Have you ever wondered how trees got their names? What did our ancestors think about trees, and how were they used in the past? This fascinating book will answer many of your questions, but also reveal interesting stories that are not widely known. For example, the nut from which tree was predicted to pay off the UK’s national debt? Or why is Europe’s most popular pear called the ‘conference’? Simon Wills tells the history of twenty-eight common trees in an engaging and entertaining way, and every chapter is illustrated with his photographs.
Find out why the London plane tree is so frequently planted in our cities, and how our forebears were in awe of the magical properties of hawthorn. Where is Britain’s largest conker tree? Which tree was believed to protect you against both lightning and witchcraft?
The use of bay tree leaves as a sign of victory by athletes in ancient Greece led to them being subsequently adopted by many others – from Roman emperors to the Royal Marines. But why were willow trees associated with Alexander Pope, Napoleon Bonaparte, and Samuel Johnson? Why did Queen Anne pay a large sum for a cutting from a walnut tree in Somerset? Discover the answers to these and many other intriguing tales within the pages of this highly engrossing book.
Throughout the history of Christianity there have been those claiming a monumental secret. Often centered around the Church of St. Sulpice in Paris and associated with French esoteric circles like Debussy who wrote in a review:
“Perhaps it’s to destroy that scandalous legend that Jesus Christ died on the cross.”
But even Canon Alfred Lilley came back from St. Sulpice questioning the crucifixion. There must have been some documentation in the church that convinced these people of something portentous. BUT now searching links between the history of Rome and the latest Biblical research, we finally reveal the extraordinary facts that prove exactly what the monumental secret was and its validity making the revaluation of Christianity, as we knew it, inevitable.
Moon Books sent me this book in return for an honest review. They’re probably going to wish they hadn’t.
Published by: Moon Books
Publication Date: 30th Marc 2018
Faerie Stones explores the Faerielore and Folklore associated with different stones and various crystal formations, from the ancient Neolithic arrows known as Elfshot to magical Faerie dusted geodes known as Fairy Cavern Quartz. It deals with the metaphysical aspects of the stones, their traditional uses and healing qualities, and discusses which types of Faerie and which Deities/Faerie Monarchs are associated with each stone. It also offers practical tips and two meditations for working with Faeries and stones for spiritual development. Aimed at all those who love Faeries and Crystals, it is ideal for the beginner or the more experienced practitioner.

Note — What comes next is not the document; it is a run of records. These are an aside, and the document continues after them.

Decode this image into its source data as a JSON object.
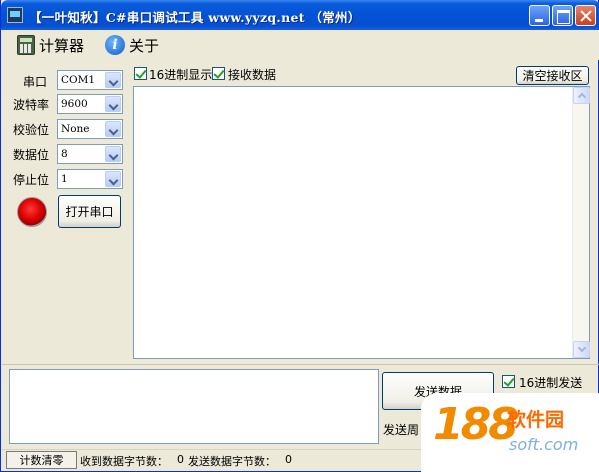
{
  "window": {
    "title": "【一叶知秋】C#串口调试工具   www.yyzq.net   （常州）"
  },
  "menu": {
    "items": [
      {
        "label": "计算器",
        "icon": "calculator-icon"
      },
      {
        "label": "关于",
        "icon": "info-icon"
      }
    ]
  },
  "settings": {
    "port_label": "串口",
    "port_value": "COM1",
    "baud_label": "波特率",
    "baud_value": "9600",
    "parity_label": "校验位",
    "parity_value": "None",
    "databits_label": "数据位",
    "databits_value": "8",
    "stopbits_label": "停止位",
    "stopbits_value": "1",
    "open_button": "打开串口",
    "status_led_color": "#dd0000"
  },
  "receive": {
    "hex_display_label": "16进制显示",
    "hex_display_checked": true,
    "receive_data_label": "接收数据",
    "receive_data_checked": true,
    "clear_button": "清空接收区",
    "content": ""
  },
  "send": {
    "content": "",
    "send_button": "发送数据",
    "hex_send_label": "16进制发送",
    "hex_send_checked": true,
    "period_label": "发送周"
  },
  "statusbar": {
    "reset_button": "计数清零",
    "received_label": "收到数据字节数：",
    "received_count": "0",
    "sent_label": "发送数据字节数：",
    "sent_count": "0"
  },
  "watermark": {
    "logo": "188",
    "name": "软件园",
    "url": "soft.com"
  },
  "colors": {
    "titlebar": "#0452d6",
    "window_bg": "#ECE9D8",
    "accent": "#0831D9"
  }
}
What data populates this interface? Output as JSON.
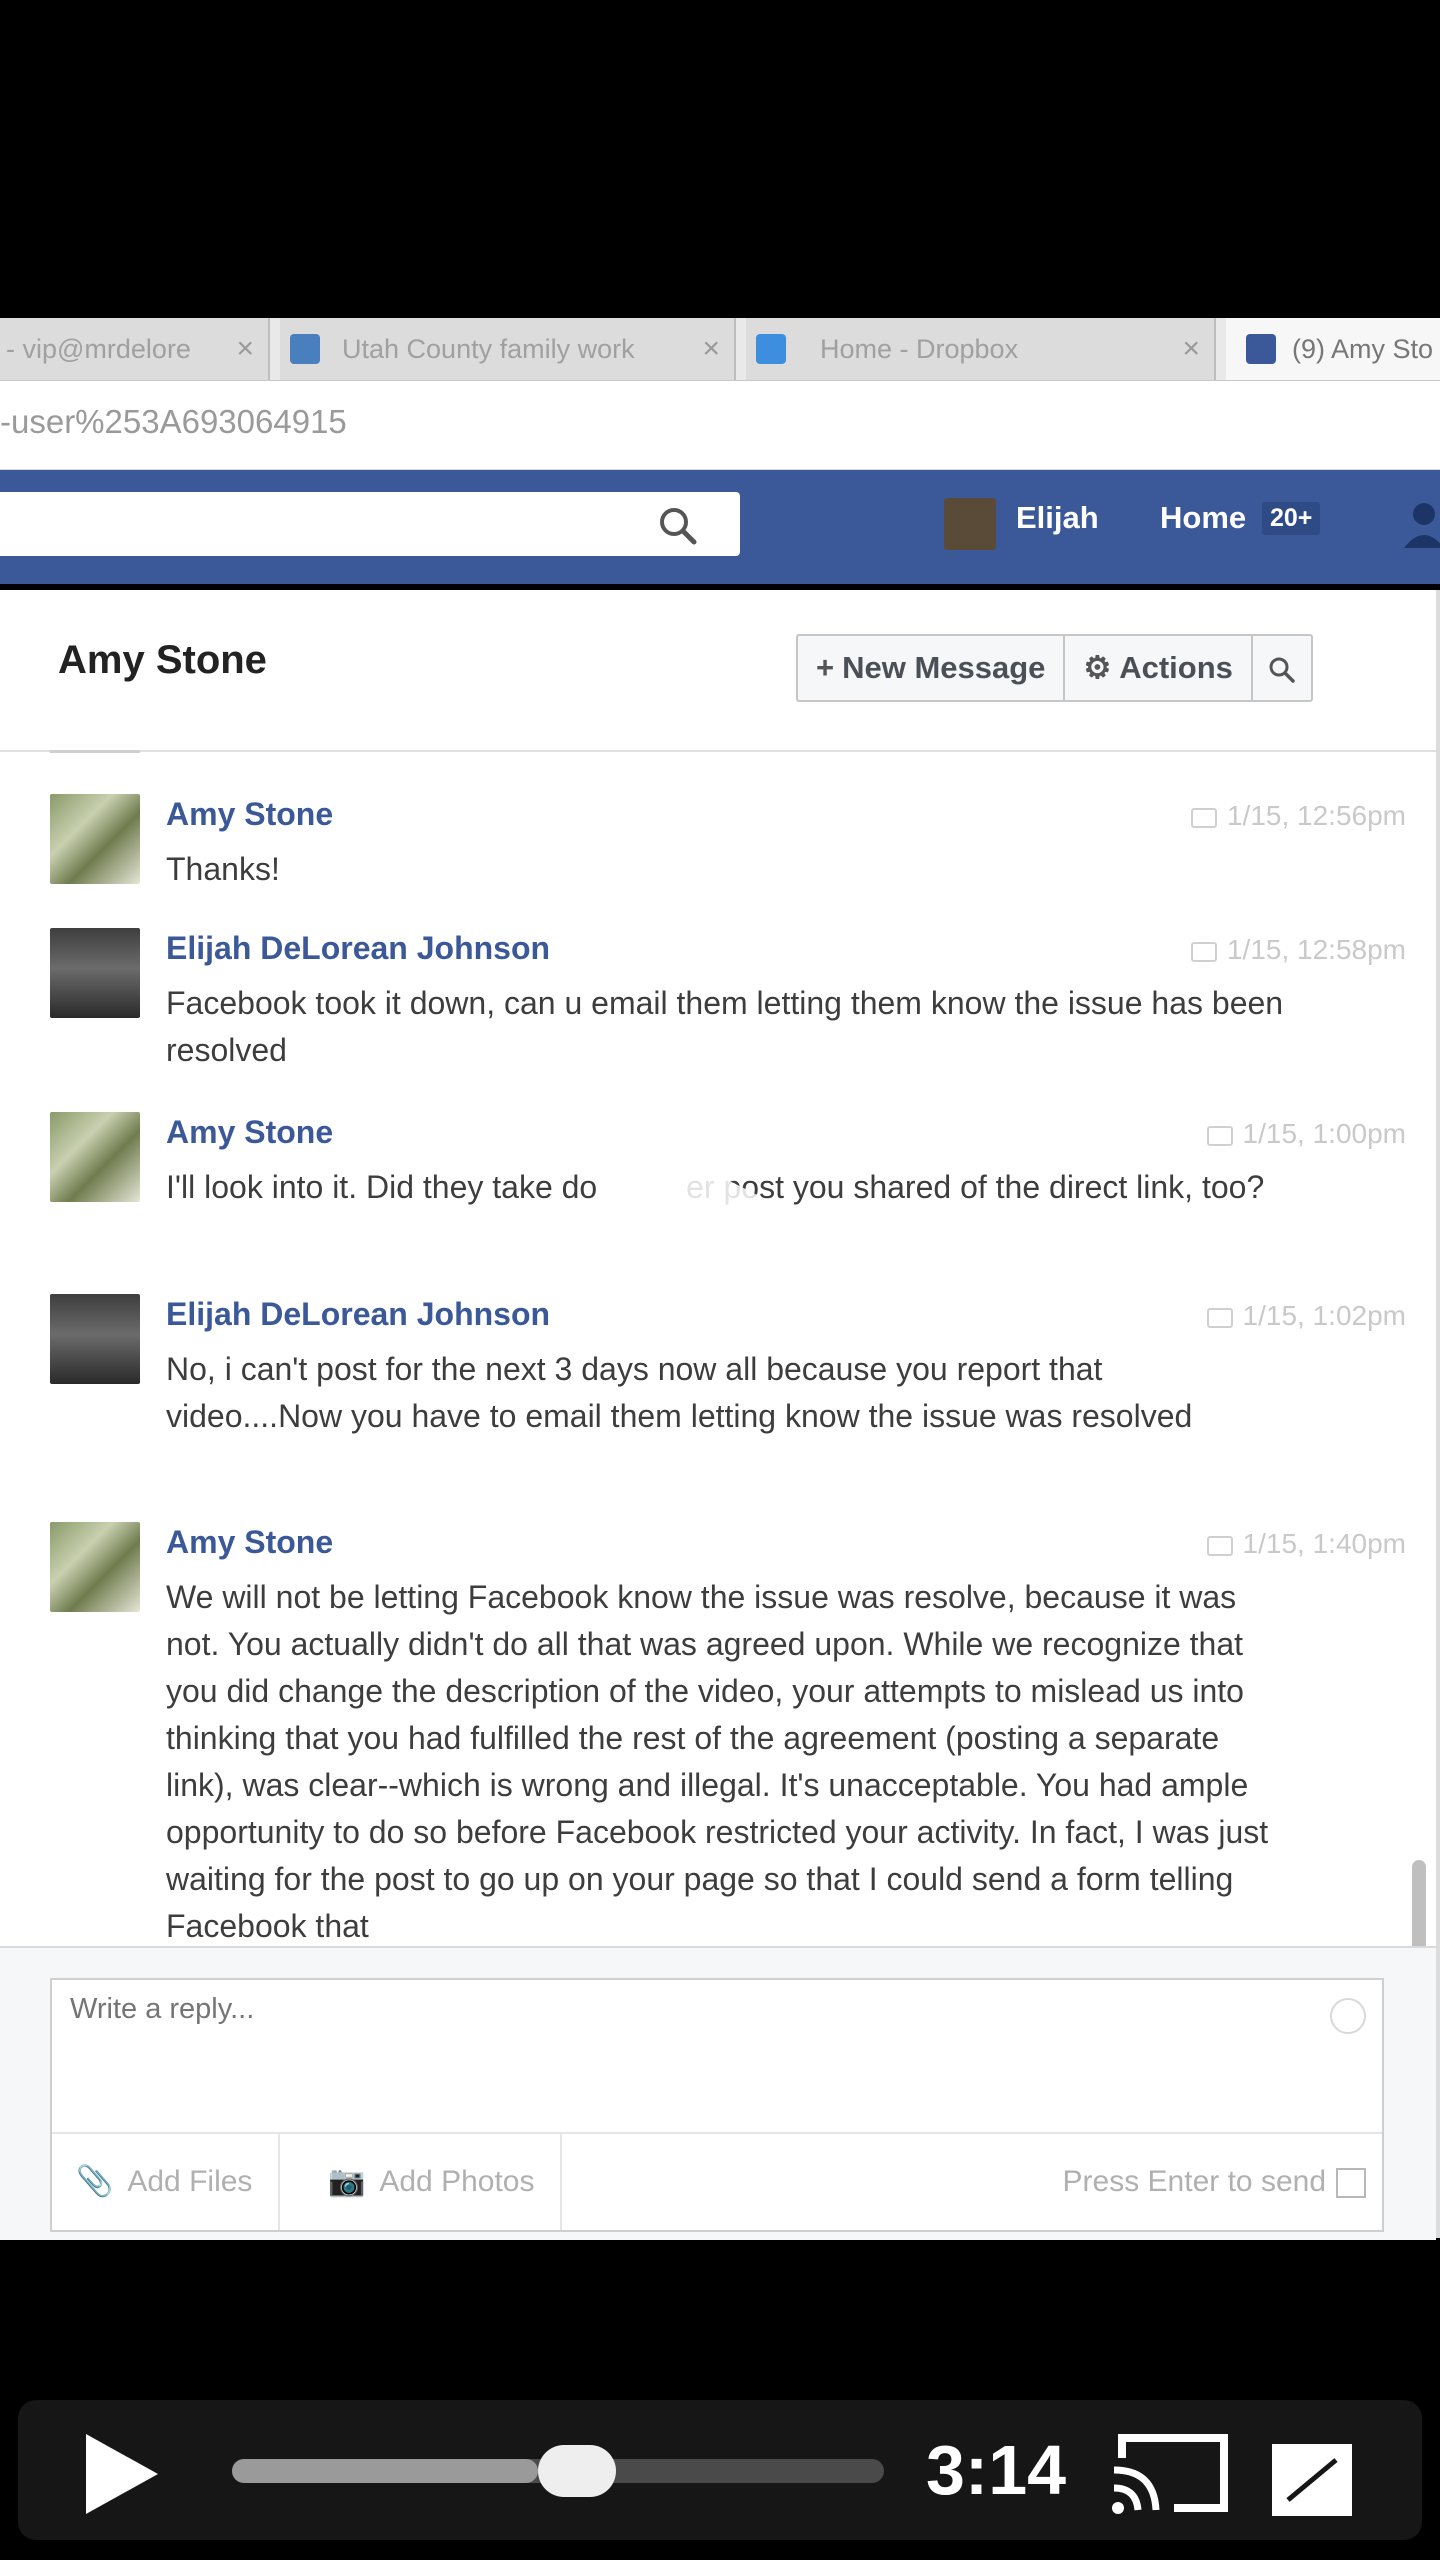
{
  "browser": {
    "tabs": [
      {
        "label": "- vip@mrdelore"
      },
      {
        "label": "Utah County family work"
      },
      {
        "label": "Home - Dropbox"
      },
      {
        "label": "(9) Amy Sto"
      }
    ],
    "address": "-user%253A693064915"
  },
  "fb_header": {
    "user_name": "Elijah",
    "home_label": "Home",
    "home_badge": "20+"
  },
  "conversation": {
    "title": "Amy Stone",
    "new_message_label": "New Message",
    "actions_label": "Actions"
  },
  "messages": [
    {
      "name": "Amy Stone",
      "time": "1/15, 12:56pm",
      "text": "Thanks!"
    },
    {
      "name": "Elijah DeLorean Johnson",
      "time": "1/15, 12:58pm",
      "text": "Facebook took it down, can u email them letting them know the issue has been resolved"
    },
    {
      "name": "Amy Stone",
      "time": "1/15, 1:00pm",
      "text": "I'll look into it. Did they take do          er post you shared of the direct link, too?"
    },
    {
      "name": "Elijah DeLorean Johnson",
      "time": "1/15, 1:02pm",
      "text": "No, i can't post for the next 3 days now all because you report that video....Now you have to email them letting know the issue was resolved"
    },
    {
      "name": "Amy Stone",
      "time": "1/15, 1:40pm",
      "text": "We will not be letting Facebook know the issue was resolve, because it was not. You actually didn't do all that was agreed upon. While we recognize that you did change the description of the video, your attempts to mislead us into thinking that you had fulfilled the rest of the agreement (posting a separate link), was clear--which is wrong and illegal. It's unacceptable. You had ample opportunity to do so before Facebook restricted your activity. In fact, I was just waiting for the post to go up on your page so that I could send a form telling Facebook that"
    }
  ],
  "composer": {
    "placeholder": "Write a reply...",
    "add_files": "Add Files",
    "add_photos": "Add Photos",
    "press_enter": "Press Enter to send"
  },
  "video": {
    "timecode": "3:14",
    "progress": 0.47
  },
  "colors": {
    "fb_blue": "#3b5998",
    "name_blue": "#3b5998"
  }
}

It’s Halloween or Samhain for some people. Whether as a religious or secular occasion, it has been a few years since I gave much thought to it. I don’t celebrate either the religious festivals of All Hallows Eve etc., or Samhain. Nor am I a child so I find the whole trick or treat business a nuisance. I have dogs; random strangers knocking at the door upsets them.